Consumption of spices and condiments is thought to be a predominantly Indian phenomenon and global trade in these culinary adjuncts, some of them with health promoting properties, is dominated by India. From raw spices which were used extensively in house hold preparations, the industry has progressed significantly producing a variety of value added products which find extensive applications in formulated and processed foods. Essential oils and oleoresins from some of the spices and condiments like black pepper, red chilli, ginger, cardamom, turmeric, cumin, coriander etc are important ingredients in many packed foods on the market shelves world over. It was only recently that Chinese started using more condiments in their diets and the industry there is reported to be on a fast track of development
"Chinese condiment consumption increases year by year with the improvement of people's living standard and the rapid development of its primary sales channel – the catering industry. The sales revenues of Chinese condiment industry were RMB 38 billion in 2003, RMB 59 billion in 2004, RMB 61.4 billion in 2005 and RMB 68.647 billion in 2006 respectively".

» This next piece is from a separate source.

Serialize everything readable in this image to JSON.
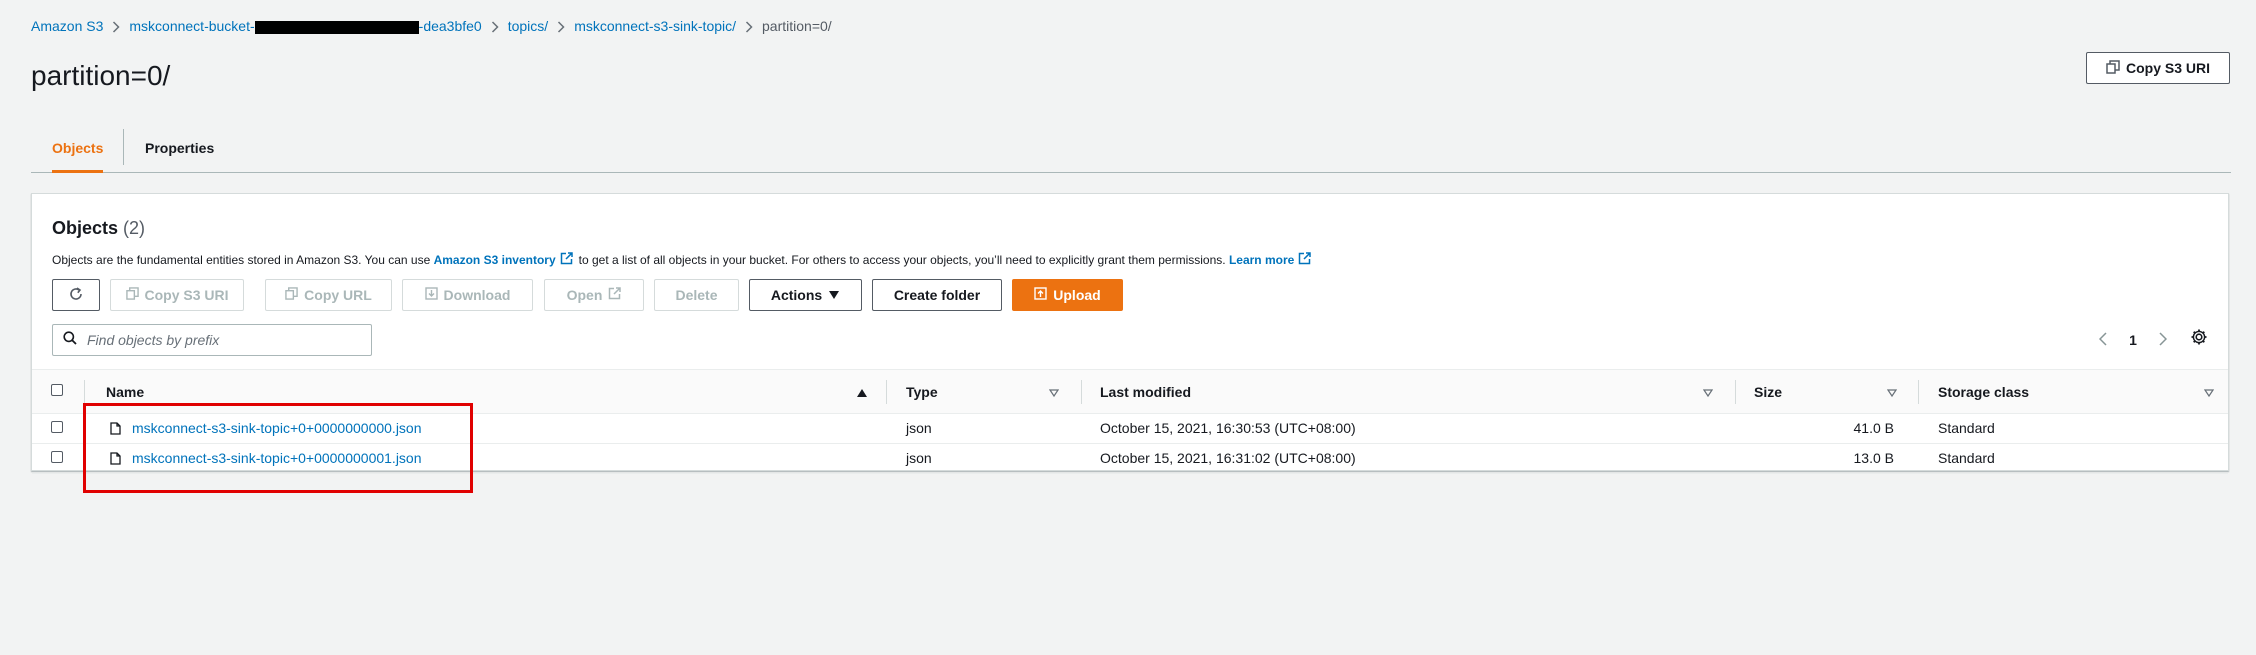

While consumption of spices in a country like India is wide spread with the 'spice collection', an essential part of the kitchen store, in China the catering sector is the drive engine for the growth of spice and condiment industry. Similarly meat and poultry based preparations use them more widely in China and other countries while in India they are regularly used in day to day preparations, mostly in vegetarian foods. Probably China can take a lesson or two from India in developing their condiment industry through the new bilateral initiative being pursued for boosting trade. After all India produces about half of the global production of spices and condiments numbering about 70, valued at $ 4.2 billion while its share in the international trade is more than 86%.